*GOAL OF THE EXERCISE*: Find the line with "What's the underlying" in the data below. Repeat it and every line after it exactly, but not the pictures.

───── DATA RECORDS

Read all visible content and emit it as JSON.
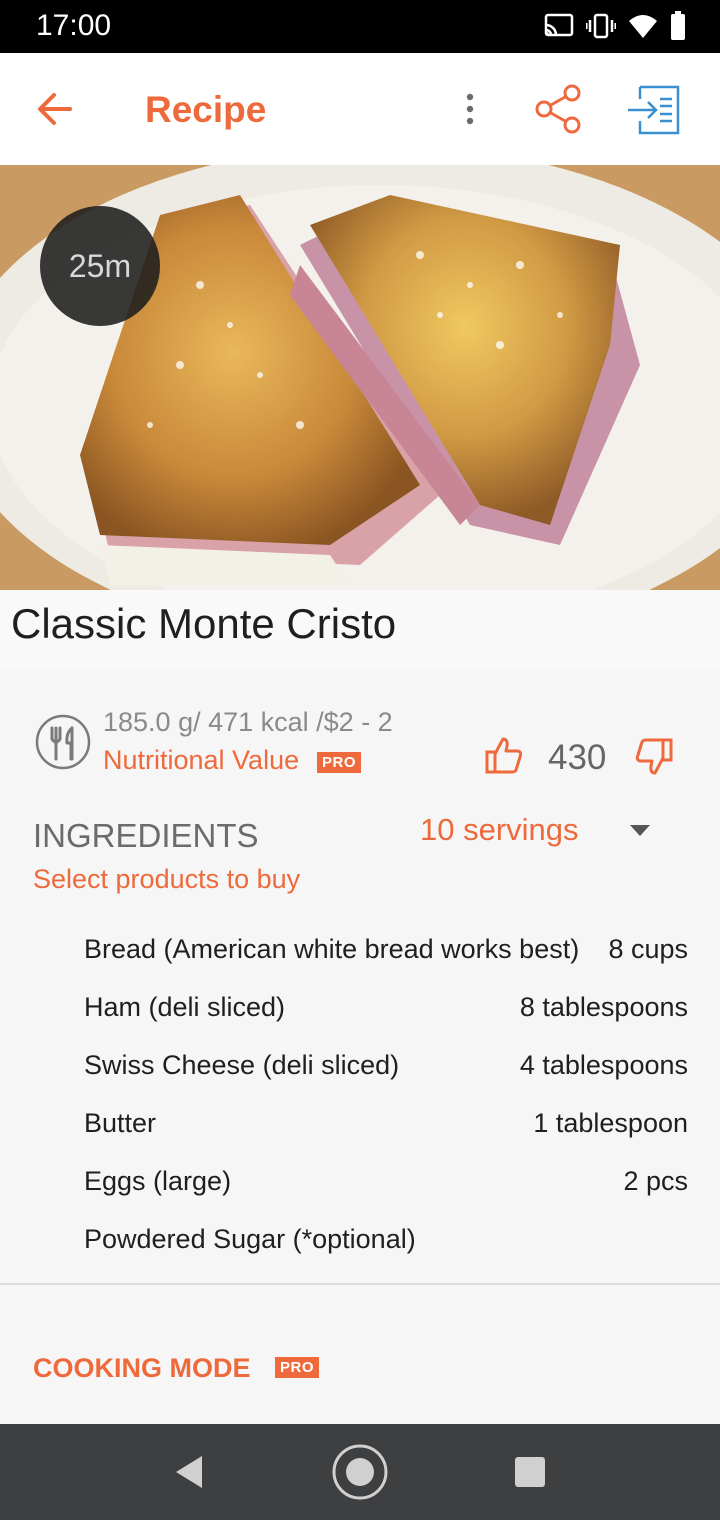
{
  "status_bar": {
    "time": "17:00",
    "icons": [
      "cast-icon",
      "vibrate-icon",
      "wifi-icon",
      "battery-icon"
    ]
  },
  "app_bar": {
    "title": "Recipe",
    "icons": [
      "back-arrow-icon",
      "more-vert-icon",
      "share-icon",
      "import-icon"
    ]
  },
  "recipe": {
    "time_badge": "25m",
    "title": "Classic Monte Cristo",
    "nutrition_summary": "185.0 g/ 471 kcal /$2 - 2",
    "nutrition_link": "Nutritional Value",
    "pro_label": "PRO",
    "likes": "430"
  },
  "ingredients": {
    "header": "INGREDIENTS",
    "servings": "10 servings",
    "buy_link": "Select products to buy",
    "items": [
      {
        "name": "Bread (American white bread works best)",
        "qty": "8 cups"
      },
      {
        "name": "Ham (deli sliced)",
        "qty": "8 tablespoons"
      },
      {
        "name": "Swiss Cheese (deli sliced)",
        "qty": "4 tablespoons"
      },
      {
        "name": "Butter",
        "qty": "1 tablespoon"
      },
      {
        "name": "Eggs (large)",
        "qty": "2 pcs"
      },
      {
        "name": "Powdered Sugar (*optional)",
        "qty": ""
      }
    ]
  },
  "cooking_mode": {
    "label": "COOKING MODE",
    "pro_label": "PRO"
  },
  "colors": {
    "accent": "#ee6a3c",
    "import_icon": "#3a8fd0",
    "nav_bar": "#3e3f41"
  }
}
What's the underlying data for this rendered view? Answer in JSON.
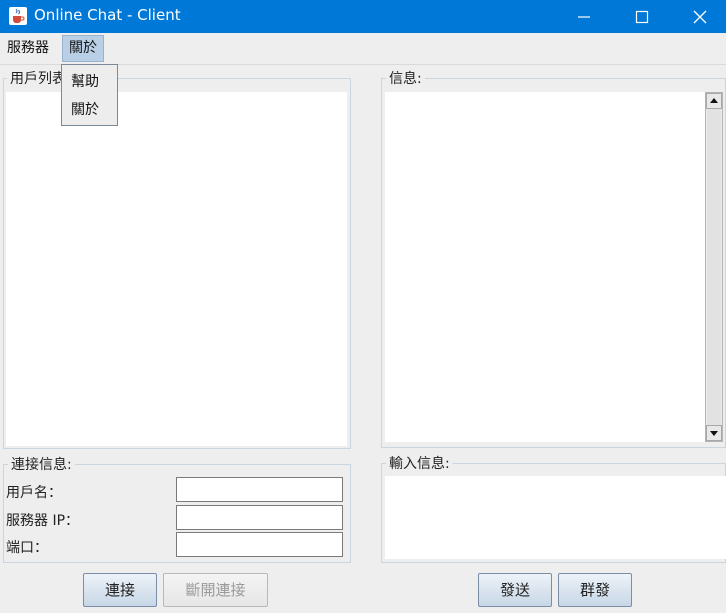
{
  "window": {
    "title": "Online Chat - Client",
    "icon": "java-coffee-cup-icon",
    "controls": [
      "minimize-icon",
      "maximize-icon",
      "close-icon"
    ],
    "titlebar_color": "#0078d7"
  },
  "menubar": {
    "items": [
      {
        "label": "服務器"
      },
      {
        "label": "關於",
        "open": true
      }
    ]
  },
  "about_menu": {
    "items": [
      {
        "label": "幫助"
      },
      {
        "label": "關於"
      }
    ]
  },
  "user_list": {
    "title": "用戶列表"
  },
  "messages": {
    "title": "信息:",
    "scrollbar_icons": [
      "scroll-up-arrow-icon",
      "scroll-down-arrow-icon"
    ]
  },
  "connection_info": {
    "title": "連接信息:",
    "fields": [
      {
        "label": "用戶名：",
        "value": ""
      },
      {
        "label": "服務器 IP：",
        "value": ""
      },
      {
        "label": "端口：",
        "value": ""
      }
    ]
  },
  "input_message": {
    "title": "輸入信息:"
  },
  "buttons": {
    "connect": "連接",
    "disconnect": "斷開連接",
    "disconnect_enabled": false,
    "send": "發送",
    "group_send": "群發"
  }
}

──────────

*YOUR RESPONSE*:
What's the underlying data for this rendered view? Answer in JSON.
{
  "window": {
    "title": "Online Chat - Client",
    "icon": "java-coffee-cup-icon",
    "controls": [
      "minimize-icon",
      "maximize-icon",
      "close-icon"
    ],
    "titlebar_color": "#0078d7"
  },
  "menubar": {
    "items": [
      {
        "label": "服務器"
      },
      {
        "label": "關於",
        "open": true
      }
    ]
  },
  "about_menu": {
    "items": [
      {
        "label": "幫助"
      },
      {
        "label": "關於"
      }
    ]
  },
  "user_list": {
    "title": "用戶列表"
  },
  "messages": {
    "title": "信息:",
    "scrollbar_icons": [
      "scroll-up-arrow-icon",
      "scroll-down-arrow-icon"
    ]
  },
  "connection_info": {
    "title": "連接信息:",
    "fields": [
      {
        "label": "用戶名：",
        "value": ""
      },
      {
        "label": "服務器 IP：",
        "value": ""
      },
      {
        "label": "端口：",
        "value": ""
      }
    ]
  },
  "input_message": {
    "title": "輸入信息:"
  },
  "buttons": {
    "connect": "連接",
    "disconnect": "斷開連接",
    "disconnect_enabled": false,
    "send": "發送",
    "group_send": "群發"
  }
}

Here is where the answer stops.